Beans are such an important part of any diet, regardless of what type of diet you want to follow. They are a food that combines so many qualities; it is filling, it has protein, it has slowly digested carbohydrates, it has antioxidants and it has fiber. These nutrients are not only healthy, as beans have been shown to protect against heart disease, diabetes and cancer, but beans are also the ideal food for those trying to lose weight. Eating small amounts keep you full and satisfied for a long time. Read more »
Eggplant has always been one of my favorite vegetables as you may have noticed from the number of recipes I have posted here, but it is also well honored in the Greek cuisine.
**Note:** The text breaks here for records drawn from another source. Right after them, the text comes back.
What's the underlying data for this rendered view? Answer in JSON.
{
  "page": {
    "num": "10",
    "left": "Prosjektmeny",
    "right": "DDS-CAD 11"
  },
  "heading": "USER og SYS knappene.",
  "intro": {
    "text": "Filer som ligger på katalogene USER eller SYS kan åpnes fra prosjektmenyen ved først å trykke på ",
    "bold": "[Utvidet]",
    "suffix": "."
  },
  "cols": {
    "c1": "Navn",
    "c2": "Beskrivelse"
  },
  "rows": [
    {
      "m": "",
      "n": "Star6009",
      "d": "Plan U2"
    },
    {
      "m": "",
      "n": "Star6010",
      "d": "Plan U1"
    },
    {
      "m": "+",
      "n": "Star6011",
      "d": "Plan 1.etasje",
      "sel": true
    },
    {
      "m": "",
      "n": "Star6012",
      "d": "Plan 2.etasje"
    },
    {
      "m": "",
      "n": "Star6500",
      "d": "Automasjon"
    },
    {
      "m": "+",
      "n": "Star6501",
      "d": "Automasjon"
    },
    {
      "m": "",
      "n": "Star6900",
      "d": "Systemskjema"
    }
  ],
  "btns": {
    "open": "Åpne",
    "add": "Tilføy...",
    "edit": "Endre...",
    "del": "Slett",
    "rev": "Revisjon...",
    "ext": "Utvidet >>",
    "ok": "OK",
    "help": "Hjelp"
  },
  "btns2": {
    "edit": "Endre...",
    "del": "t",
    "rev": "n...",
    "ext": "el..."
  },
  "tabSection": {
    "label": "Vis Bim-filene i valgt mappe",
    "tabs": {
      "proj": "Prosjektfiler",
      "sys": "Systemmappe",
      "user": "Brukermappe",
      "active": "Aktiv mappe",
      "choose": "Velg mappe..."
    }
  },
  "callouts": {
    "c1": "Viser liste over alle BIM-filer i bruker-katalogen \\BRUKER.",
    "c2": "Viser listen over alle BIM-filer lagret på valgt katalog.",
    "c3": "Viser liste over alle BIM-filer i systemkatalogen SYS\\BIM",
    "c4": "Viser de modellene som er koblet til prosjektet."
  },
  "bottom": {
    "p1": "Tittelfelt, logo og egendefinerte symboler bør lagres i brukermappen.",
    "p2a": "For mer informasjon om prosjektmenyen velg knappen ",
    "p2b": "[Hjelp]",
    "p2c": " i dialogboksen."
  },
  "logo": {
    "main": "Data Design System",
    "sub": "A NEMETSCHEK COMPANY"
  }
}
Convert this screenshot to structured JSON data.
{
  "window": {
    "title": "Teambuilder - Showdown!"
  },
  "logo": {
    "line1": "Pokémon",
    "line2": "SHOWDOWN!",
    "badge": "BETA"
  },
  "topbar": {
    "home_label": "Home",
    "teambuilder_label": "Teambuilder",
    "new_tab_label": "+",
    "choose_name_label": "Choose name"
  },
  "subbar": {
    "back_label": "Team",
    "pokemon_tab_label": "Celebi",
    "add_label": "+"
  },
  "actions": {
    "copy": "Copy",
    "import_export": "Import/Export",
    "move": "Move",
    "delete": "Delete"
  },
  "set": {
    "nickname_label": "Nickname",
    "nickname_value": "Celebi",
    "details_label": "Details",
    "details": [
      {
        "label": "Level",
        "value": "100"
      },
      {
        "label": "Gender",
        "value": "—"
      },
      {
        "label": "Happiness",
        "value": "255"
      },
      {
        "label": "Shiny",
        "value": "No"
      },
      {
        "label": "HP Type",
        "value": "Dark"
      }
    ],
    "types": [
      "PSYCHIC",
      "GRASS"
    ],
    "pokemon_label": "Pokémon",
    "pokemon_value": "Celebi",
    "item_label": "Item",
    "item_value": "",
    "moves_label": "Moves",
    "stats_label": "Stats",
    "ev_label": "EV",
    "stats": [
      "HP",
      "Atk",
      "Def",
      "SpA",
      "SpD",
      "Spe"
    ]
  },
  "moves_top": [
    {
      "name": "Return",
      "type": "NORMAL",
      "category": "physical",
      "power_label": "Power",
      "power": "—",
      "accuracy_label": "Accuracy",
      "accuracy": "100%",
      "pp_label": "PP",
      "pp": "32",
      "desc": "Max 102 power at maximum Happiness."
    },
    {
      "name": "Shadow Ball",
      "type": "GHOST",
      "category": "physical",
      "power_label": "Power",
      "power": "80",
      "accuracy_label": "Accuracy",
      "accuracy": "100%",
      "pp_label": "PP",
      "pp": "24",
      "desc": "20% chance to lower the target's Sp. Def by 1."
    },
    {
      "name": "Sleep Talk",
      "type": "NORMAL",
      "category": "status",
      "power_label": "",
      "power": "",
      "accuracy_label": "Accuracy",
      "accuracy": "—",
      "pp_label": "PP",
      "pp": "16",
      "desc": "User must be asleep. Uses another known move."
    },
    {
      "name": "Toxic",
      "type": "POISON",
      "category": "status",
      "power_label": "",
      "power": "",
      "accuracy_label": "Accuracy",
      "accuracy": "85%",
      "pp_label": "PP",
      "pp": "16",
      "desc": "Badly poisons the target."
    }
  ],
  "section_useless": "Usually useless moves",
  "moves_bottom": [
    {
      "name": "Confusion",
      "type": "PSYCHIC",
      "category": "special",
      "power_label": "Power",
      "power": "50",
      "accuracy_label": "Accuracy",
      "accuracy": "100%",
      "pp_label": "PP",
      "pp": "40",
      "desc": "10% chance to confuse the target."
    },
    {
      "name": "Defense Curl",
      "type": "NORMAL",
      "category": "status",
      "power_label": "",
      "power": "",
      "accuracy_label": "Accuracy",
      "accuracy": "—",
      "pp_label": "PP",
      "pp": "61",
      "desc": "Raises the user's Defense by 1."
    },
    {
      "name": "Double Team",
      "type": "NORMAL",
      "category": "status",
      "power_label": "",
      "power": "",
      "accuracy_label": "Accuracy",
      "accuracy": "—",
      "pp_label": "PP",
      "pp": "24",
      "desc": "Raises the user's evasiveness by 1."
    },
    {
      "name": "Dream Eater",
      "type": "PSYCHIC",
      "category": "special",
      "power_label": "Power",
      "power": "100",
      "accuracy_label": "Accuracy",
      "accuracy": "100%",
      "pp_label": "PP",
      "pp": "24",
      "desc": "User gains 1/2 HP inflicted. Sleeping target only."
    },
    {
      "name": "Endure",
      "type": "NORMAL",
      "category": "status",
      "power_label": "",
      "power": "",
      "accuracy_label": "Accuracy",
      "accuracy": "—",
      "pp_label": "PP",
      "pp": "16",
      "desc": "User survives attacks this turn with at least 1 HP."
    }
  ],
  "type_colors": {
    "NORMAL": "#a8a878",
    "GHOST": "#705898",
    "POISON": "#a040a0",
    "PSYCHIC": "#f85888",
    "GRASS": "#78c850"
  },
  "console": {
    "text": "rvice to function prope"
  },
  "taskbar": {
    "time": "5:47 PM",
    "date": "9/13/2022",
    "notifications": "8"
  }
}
So as we still have warm weather here in Athens, I’m trying to hold on to whatever days of summer are left, and that means eggplant dishes.
For this recipe, I knew there existed some sort of eggplant pie; some with yellow cheese and some with meat, but I basically wanted cooked eggplant, tomato and feta wrapped in phyllo, and that is what this is. This is basically a turnover filled with a tasty eggplant mixture that includes tomatoes, onions and garlic sautéed in a bit of olive oil along with crumbled feta. Read more »
I remember when I came across my first meatless burger, and I cannot say that I was particularly excited. For starters I did not like the taste and why would I eat something that contains highly processed ingredients but yet acts like it is healthier than a regular burger?
But wait a minute, veggie patties have always been an important part of the Mediterranean diet; falafel, the chickpea fritters and the Greek zucchini fritters (kolokithoketedes) come to mind. In the Greek cuisine there are also tomato patties, wild greens patties, onion patties and several patties made with beans. They often call these patties pseudo-patties (pseftokeftedes) because they do not contain meat and therefore are not “real” patties. These patties were popular on the Greek islands and are usually served as a meze or appetizer but as part of a main meal as well. Read more »